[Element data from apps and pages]
• • • • •

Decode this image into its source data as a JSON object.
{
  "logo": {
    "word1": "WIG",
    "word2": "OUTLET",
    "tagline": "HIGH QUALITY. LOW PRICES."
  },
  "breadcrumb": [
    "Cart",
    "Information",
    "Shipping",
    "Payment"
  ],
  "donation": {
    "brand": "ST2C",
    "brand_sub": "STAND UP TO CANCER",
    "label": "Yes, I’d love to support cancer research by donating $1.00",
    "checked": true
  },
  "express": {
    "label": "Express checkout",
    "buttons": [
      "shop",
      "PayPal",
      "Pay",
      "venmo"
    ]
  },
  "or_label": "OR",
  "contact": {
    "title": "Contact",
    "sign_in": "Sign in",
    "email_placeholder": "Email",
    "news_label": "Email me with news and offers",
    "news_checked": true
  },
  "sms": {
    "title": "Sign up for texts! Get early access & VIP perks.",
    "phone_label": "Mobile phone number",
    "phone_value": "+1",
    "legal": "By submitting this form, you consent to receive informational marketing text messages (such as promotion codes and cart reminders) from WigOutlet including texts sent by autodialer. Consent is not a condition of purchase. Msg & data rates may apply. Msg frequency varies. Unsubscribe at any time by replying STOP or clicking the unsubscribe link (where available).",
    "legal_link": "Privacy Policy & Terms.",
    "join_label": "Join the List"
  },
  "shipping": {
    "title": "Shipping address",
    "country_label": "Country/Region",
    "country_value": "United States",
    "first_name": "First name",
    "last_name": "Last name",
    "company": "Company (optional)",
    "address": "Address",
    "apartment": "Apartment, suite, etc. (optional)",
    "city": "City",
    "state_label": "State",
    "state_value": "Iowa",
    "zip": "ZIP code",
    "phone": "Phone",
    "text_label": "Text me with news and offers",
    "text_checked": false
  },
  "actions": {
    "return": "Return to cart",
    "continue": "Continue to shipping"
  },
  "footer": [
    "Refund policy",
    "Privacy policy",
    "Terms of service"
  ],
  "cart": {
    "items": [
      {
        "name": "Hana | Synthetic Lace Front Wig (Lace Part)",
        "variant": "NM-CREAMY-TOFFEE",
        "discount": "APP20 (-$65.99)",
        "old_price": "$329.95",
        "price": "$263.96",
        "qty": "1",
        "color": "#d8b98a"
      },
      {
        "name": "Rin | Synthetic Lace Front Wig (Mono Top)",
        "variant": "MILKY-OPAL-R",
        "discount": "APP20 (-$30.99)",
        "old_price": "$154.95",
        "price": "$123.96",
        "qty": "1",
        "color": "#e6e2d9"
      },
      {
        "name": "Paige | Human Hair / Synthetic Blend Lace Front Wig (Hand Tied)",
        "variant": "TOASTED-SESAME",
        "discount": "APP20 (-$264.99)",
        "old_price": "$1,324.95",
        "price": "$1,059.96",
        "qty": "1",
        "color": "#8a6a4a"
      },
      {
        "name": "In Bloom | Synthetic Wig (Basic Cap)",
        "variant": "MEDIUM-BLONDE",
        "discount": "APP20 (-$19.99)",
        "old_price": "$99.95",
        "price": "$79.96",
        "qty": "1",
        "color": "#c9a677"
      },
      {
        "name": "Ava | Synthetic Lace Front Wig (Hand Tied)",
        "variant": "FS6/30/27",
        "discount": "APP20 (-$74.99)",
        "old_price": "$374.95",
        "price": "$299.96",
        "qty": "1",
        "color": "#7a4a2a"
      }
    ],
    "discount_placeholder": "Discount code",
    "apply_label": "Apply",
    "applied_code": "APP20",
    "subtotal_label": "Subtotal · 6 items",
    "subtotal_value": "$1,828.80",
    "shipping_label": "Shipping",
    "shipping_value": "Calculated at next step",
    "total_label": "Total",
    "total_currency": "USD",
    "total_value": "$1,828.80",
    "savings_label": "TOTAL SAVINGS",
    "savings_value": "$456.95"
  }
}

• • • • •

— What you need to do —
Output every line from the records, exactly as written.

— Exercise answer —
Decode this image into its source data as a JSON object.
{
  "logo": {
    "word1": "WIG",
    "word2": "OUTLET",
    "tagline": "HIGH QUALITY. LOW PRICES."
  },
  "breadcrumb": [
    "Cart",
    "Information",
    "Shipping",
    "Payment"
  ],
  "donation": {
    "brand": "ST2C",
    "brand_sub": "STAND UP TO CANCER",
    "label": "Yes, I’d love to support cancer research by donating $1.00",
    "checked": true
  },
  "express": {
    "label": "Express checkout",
    "buttons": [
      "shop",
      "PayPal",
      "Pay",
      "venmo"
    ]
  },
  "or_label": "OR",
  "contact": {
    "title": "Contact",
    "sign_in": "Sign in",
    "email_placeholder": "Email",
    "news_label": "Email me with news and offers",
    "news_checked": true
  },
  "sms": {
    "title": "Sign up for texts! Get early access & VIP perks.",
    "phone_label": "Mobile phone number",
    "phone_value": "+1",
    "legal": "By submitting this form, you consent to receive informational marketing text messages (such as promotion codes and cart reminders) from WigOutlet including texts sent by autodialer. Consent is not a condition of purchase. Msg & data rates may apply. Msg frequency varies. Unsubscribe at any time by replying STOP or clicking the unsubscribe link (where available).",
    "legal_link": "Privacy Policy & Terms.",
    "join_label": "Join the List"
  },
  "shipping": {
    "title": "Shipping address",
    "country_label": "Country/Region",
    "country_value": "United States",
    "first_name": "First name",
    "last_name": "Last name",
    "company": "Company (optional)",
    "address": "Address",
    "apartment": "Apartment, suite, etc. (optional)",
    "city": "City",
    "state_label": "State",
    "state_value": "Iowa",
    "zip": "ZIP code",
    "phone": "Phone",
    "text_label": "Text me with news and offers",
    "text_checked": false
  },
  "actions": {
    "return": "Return to cart",
    "continue": "Continue to shipping"
  },
  "footer": [
    "Refund policy",
    "Privacy policy",
    "Terms of service"
  ],
  "cart": {
    "items": [
      {
        "name": "Hana | Synthetic Lace Front Wig (Lace Part)",
        "variant": "NM-CREAMY-TOFFEE",
        "discount": "APP20 (-$65.99)",
        "old_price": "$329.95",
        "price": "$263.96",
        "qty": "1",
        "color": "#d8b98a"
      },
      {
        "name": "Rin | Synthetic Lace Front Wig (Mono Top)",
        "variant": "MILKY-OPAL-R",
        "discount": "APP20 (-$30.99)",
        "old_price": "$154.95",
        "price": "$123.96",
        "qty": "1",
        "color": "#e6e2d9"
      },
      {
        "name": "Paige | Human Hair / Synthetic Blend Lace Front Wig (Hand Tied)",
        "variant": "TOASTED-SESAME",
        "discount": "APP20 (-$264.99)",
        "old_price": "$1,324.95",
        "price": "$1,059.96",
        "qty": "1",
        "color": "#8a6a4a"
      },
      {
        "name": "In Bloom | Synthetic Wig (Basic Cap)",
        "variant": "MEDIUM-BLONDE",
        "discount": "APP20 (-$19.99)",
        "old_price": "$99.95",
        "price": "$79.96",
        "qty": "1",
        "color": "#c9a677"
      },
      {
        "name": "Ava | Synthetic Lace Front Wig (Hand Tied)",
        "variant": "FS6/30/27",
        "discount": "APP20 (-$74.99)",
        "old_price": "$374.95",
        "price": "$299.96",
        "qty": "1",
        "color": "#7a4a2a"
      }
    ],
    "discount_placeholder": "Discount code",
    "apply_label": "Apply",
    "applied_code": "APP20",
    "subtotal_label": "Subtotal · 6 items",
    "subtotal_value": "$1,828.80",
    "shipping_label": "Shipping",
    "shipping_value": "Calculated at next step",
    "total_label": "Total",
    "total_currency": "USD",
    "total_value": "$1,828.80",
    "savings_label": "TOTAL SAVINGS",
    "savings_value": "$456.95"
  }
}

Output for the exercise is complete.